Borland: Early on, I don’t think I knew enough as a writer to be an editor. I certainly wasn’t confident in my editing skills, but I think, especially in the last year, as my writing has evolved and as I’ve read more, and as we’ve discussed more, my editing skills have improved. I’ve developed, I guess you could say, an opinion. I think that’s a necessary and essential thing for a publisher to have.
Pennington: There was a time at SRP when you didn’t have an opinion?
Borland: Well, no. I’ve always had an opinion, but in the early days, I was a yes man. I was suddenly surrounded by people I was reading as a fan, and they were looking to me as a publisher, and how could I say no to any of them? And with the rare exception, most of those yeses ended up rewarding SRP in spades, fortunately. But rather than my decisions at that time being all instinct, I think they were a little bit of instinct and a whole lot of luck. A right place, right time sort of thing. Now I have to say no. We have to say no. And I think I’m more informed now as to what we should green light and what we shouldn’t. I’m terrible at saying no, but I’m learning. As for my writing, I piggybacked off your senior year of college, Seth, where you were lucky enough to be able to study under poet Nickole Brown. I think she pushed that year’s students, you included, as hard as any graduate students in any MFA program in the country are pushed. Witnessing your study was transformative for me because I came to poetry through another route, a route that had been harmed, I think, by academia. The poetry had nearly been schooled out of me. But witnessing poetry through Nickole’s education of you and your classmates made me fall in love with it again, and it’s true that I didn’t come to Hughes, or Merwin, or Rich, until I came to you. The title of our collaborative poem is “The Desire to Show You To Everyone I Love,” which is a line from Rich’s masterpiece, “Twenty-one Love Poems.” Throughout the poem we mention Sexton, Hughes’ Crow, poems by Merwin, and Rich herself. But we also end with the lines, “Fathers or no we have / what we need: / a thousand poets growing / us into men,” which is a nod to the entire roster of writers we included in Joy Exhaustible. As the poem took shape, we wanted it to represent so many who, combined, influenced and continue to influence us as both poets and publishers. The poem, and the anthology as a whole, is our gratitude.
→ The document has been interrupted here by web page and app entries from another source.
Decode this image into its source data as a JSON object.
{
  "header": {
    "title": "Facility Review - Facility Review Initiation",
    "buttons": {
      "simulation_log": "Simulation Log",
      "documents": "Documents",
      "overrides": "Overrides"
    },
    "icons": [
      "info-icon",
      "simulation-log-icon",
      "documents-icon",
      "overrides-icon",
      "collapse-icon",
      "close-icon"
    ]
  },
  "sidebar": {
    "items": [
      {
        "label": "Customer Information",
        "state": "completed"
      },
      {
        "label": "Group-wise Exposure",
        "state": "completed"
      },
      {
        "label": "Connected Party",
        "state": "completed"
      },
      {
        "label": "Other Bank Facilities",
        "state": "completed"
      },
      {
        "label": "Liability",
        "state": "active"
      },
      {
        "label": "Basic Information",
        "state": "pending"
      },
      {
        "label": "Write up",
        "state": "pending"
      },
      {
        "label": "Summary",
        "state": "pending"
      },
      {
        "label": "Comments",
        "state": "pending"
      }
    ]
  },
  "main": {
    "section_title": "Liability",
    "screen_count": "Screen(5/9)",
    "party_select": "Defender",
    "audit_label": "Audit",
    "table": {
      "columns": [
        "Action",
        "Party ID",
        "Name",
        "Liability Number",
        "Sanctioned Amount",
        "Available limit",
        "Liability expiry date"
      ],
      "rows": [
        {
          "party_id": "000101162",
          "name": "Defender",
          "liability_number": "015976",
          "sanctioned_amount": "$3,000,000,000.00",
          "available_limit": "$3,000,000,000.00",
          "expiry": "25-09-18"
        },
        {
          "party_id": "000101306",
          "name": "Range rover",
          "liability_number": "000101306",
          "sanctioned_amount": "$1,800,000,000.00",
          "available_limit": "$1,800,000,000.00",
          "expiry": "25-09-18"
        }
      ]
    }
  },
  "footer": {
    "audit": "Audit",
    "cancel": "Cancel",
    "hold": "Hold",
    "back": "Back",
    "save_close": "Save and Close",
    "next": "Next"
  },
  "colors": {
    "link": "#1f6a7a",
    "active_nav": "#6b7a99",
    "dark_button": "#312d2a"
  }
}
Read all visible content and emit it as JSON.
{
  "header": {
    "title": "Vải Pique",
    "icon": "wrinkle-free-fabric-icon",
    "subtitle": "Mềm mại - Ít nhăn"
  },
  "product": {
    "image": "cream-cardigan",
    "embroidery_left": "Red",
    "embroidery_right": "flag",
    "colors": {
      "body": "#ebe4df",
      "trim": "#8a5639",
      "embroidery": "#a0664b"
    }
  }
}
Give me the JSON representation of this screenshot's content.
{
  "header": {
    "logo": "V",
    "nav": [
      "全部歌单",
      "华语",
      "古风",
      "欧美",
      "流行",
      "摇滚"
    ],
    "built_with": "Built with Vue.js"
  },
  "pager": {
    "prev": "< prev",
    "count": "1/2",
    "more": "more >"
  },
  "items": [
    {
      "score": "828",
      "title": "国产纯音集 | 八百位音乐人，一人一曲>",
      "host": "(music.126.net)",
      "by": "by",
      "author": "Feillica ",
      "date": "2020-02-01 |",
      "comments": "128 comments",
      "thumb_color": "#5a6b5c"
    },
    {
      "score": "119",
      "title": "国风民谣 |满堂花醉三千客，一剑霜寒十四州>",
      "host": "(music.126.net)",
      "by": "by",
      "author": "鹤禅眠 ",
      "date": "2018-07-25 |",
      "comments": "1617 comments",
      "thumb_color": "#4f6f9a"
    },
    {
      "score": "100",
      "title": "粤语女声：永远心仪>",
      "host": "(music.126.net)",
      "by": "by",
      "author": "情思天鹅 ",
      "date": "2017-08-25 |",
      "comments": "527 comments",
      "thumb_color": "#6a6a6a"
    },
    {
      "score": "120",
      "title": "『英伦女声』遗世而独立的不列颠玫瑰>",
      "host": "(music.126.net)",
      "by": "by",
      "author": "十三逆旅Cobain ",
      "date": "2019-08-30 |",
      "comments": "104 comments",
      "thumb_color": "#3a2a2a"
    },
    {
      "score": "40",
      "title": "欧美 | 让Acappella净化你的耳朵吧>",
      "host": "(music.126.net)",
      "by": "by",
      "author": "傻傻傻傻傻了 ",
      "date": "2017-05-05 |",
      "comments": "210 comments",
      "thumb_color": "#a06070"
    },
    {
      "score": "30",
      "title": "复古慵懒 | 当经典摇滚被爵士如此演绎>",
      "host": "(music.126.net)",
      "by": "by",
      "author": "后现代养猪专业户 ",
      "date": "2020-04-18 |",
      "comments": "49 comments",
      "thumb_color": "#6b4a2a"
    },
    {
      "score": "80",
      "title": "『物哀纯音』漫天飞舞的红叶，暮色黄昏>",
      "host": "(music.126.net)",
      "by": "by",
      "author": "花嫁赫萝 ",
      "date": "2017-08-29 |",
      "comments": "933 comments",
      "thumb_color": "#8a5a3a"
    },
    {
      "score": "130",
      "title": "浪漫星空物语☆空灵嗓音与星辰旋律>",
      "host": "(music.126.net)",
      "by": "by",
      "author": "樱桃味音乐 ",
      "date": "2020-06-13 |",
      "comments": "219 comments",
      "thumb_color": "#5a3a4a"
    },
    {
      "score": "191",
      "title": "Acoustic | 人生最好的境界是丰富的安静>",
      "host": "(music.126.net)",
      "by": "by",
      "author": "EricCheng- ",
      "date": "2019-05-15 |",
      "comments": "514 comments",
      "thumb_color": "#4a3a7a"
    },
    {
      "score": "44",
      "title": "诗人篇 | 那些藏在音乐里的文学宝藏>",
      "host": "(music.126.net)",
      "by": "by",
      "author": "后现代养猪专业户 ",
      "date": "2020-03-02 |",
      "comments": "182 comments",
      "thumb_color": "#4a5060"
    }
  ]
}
Bryan Borland and Seth Pennington are the publishers of Sibling Rivalry Press and the editors of Assaracus: A Journal of Gay Poetry. Joy Exhaustible: Assaracus Presents The Publishers is available from www.siblingrivalrypress.com.